I'm sorry to hear that your first attempt at market using the De Lorenzo/Robbinsville clone dough did not turn out as you would have hoped.
From what you reported, there may be a couple of explanations for the results you got.
First, it is possible that the dough overfermented. With all the interruptions that surrounded the making of the pizza, coupled with a high ambient temperature (86 degrees F), it is possible that the dough overproofed and went beyond its prime time to use and was coupled with excessive extensibility. Overfermented doughs commonly result in a crust that does not brown, or brown sufficiently because of depletion of the residual sugars that are needed to get crust color. Do you recall offhand how long the dough and skin sat at ambient temperature before using? Normally, dough balls brought out of the cooler to be used over a period of time will last a few hours longer without any problem although they will usually be softer because of their longer exposure to the ambient temperature.
If the above explanation doesn't apply in your case. it is possible that you needed some sugar in your dough. That applies only to the crust coloration issue. As you know, I designed the De Lorenzo/Robbinsville clone dough formulation for a one-day cold fermentation to allow you to make the dough on a Monday for use on Tuesday, rather than making the dough on a Friday for the following Tuesday use, which would require a significant reduction in the amount of yeast. Some of the member reports on the duration of the cold fermentation used by De Lorenzo/Robbinsville and the former Hudson location were a bit unclear although member bfx9 reported at Reply 172 at http://www.pizzamaking.com/forum/index.php/topic,7841.msg145168/topicseen.html#msg145168
that he was told by a server that De Lorenzo/Robbinsville cold fermented their dough for at least a couple of days. Going beyond two days without sugar in the dough is perhaps on the cusp but if the amount of yeast is low, and the temperatures are controlled to support a long, slow fermentation, it is possible to go to, say, three days without added sugar in the dough.
When I was conducting my research for this project, I looked for photos of the bottom crusts of the De Lorenzo/Robbinsville/Hudson pizzas. There were surprisingly few. One that I found is at DeLorenzo’s Tomato Pies
. Actually. I thought a better comparison was between the photo of the bottom crust of the pizza that you and Trenton Bill had at De Lorenzo/Robbinsville and showed at Reply 327 at http://www.pizzamaking.com/forum/index.php/topic,25401.msg275411.html#msg275411
and the photos you posted this morning at Replies 497 and 498. Yes, there are some differences in the intensity of the crust coloration but this is not something I would worry about since, absent some operational issues with your deck oven, this is a problem that should be correctable. However, you may have to repeat the exercise under the proper conditions to see if sugar is the issue.

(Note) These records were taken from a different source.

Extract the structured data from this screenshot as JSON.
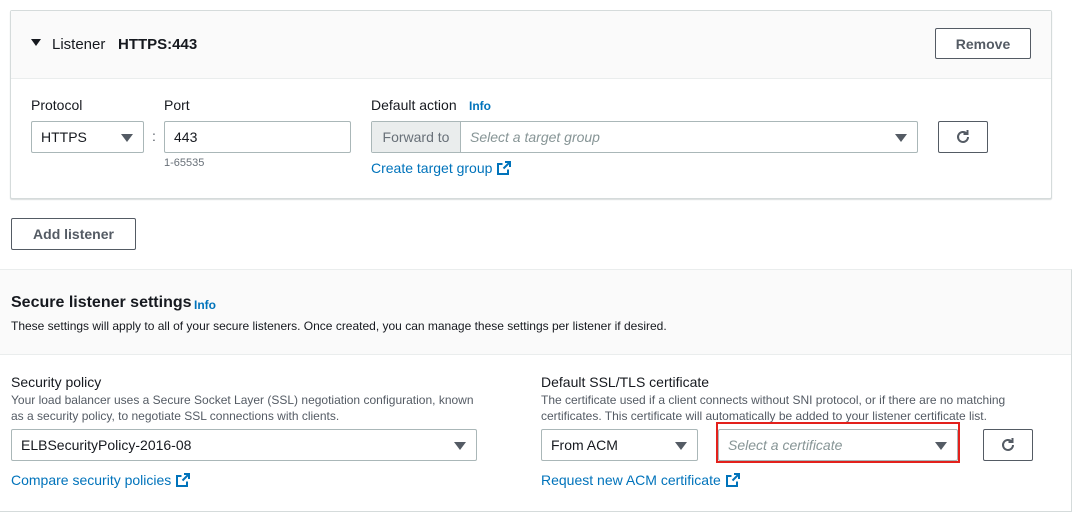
{
  "listener": {
    "label": "Listener",
    "name": "HTTPS:443",
    "remove_label": "Remove",
    "protocol": {
      "label": "Protocol",
      "value": "HTTPS"
    },
    "port": {
      "label": "Port",
      "value": "443",
      "hint": "1-65535",
      "separator": ":"
    },
    "default_action": {
      "label": "Default action",
      "info": "Info",
      "prefix": "Forward to",
      "placeholder": "Select a target group",
      "create_link": "Create target group"
    }
  },
  "add_listener_label": "Add listener",
  "secure": {
    "title": "Secure listener settings",
    "info": "Info",
    "description": "These settings will apply to all of your secure listeners. Once created, you can manage these settings per listener if desired.",
    "security_policy": {
      "label": "Security policy",
      "description_line1": "Your load balancer uses a Secure Socket Layer (SSL) negotiation configuration, known",
      "description_line2": "as a security policy, to negotiate SSL connections with clients.",
      "value": "ELBSecurityPolicy-2016-08",
      "compare_link": "Compare security policies"
    },
    "certificate": {
      "label": "Default SSL/TLS certificate",
      "description_line1": "The certificate used if a client connects without SNI protocol, or if there are no matching",
      "description_line2": "certificates. This certificate will automatically be added to your listener certificate list.",
      "source_value": "From ACM",
      "placeholder": "Select a certificate",
      "request_link": "Request new ACM certificate"
    }
  },
  "icons": {
    "collapse": "caret-down-icon",
    "dropdown": "triangle-down-icon",
    "refresh": "refresh-icon",
    "external": "external-link-icon"
  },
  "colors": {
    "link": "#0073bb",
    "highlight": "#e3211c",
    "border": "#aab7b8",
    "header_bg": "#fafafa"
  }
}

You mentioned that the pizza you made had soft pieces that did not stand out straight as well as crunchy ones. Throughout all my research, and for the clone De Lorenzo/Hudson clone pizzas that I reported on at the Trenton thread, this was a nagging issue. Members frequently commented that there were some wide variations in the Hudson pizzas. These variations included a mix of soft and crunchy pieces. And some of the crunchy pieces gave the members' jaws a real workout. It seemed to me to be rather rare for all of the pieces of the De Lorenzo/Hudson pizzas to be crunchy. Of course, the amounts of toppings was also a factor in what one would get in terms of crunchiness, as well as the size of the pizza.
An example of what appears to be a less than rigid De Lorenzo/Robbinsville slice can be seen in the photo at http://www.nj.com/entertainment/dining/index.ssf/2008/04/delorenzos_fans_rejoice_new_si.html
The above said, I am heartened by the form factor of the pizza you made, especially the thickness factor aspect of the pizza. Does it appear to you that the thickness crust of the pizza, and of your BS pizza as well, were in line with the pizza you had at De Lorenzo/Robbinsville?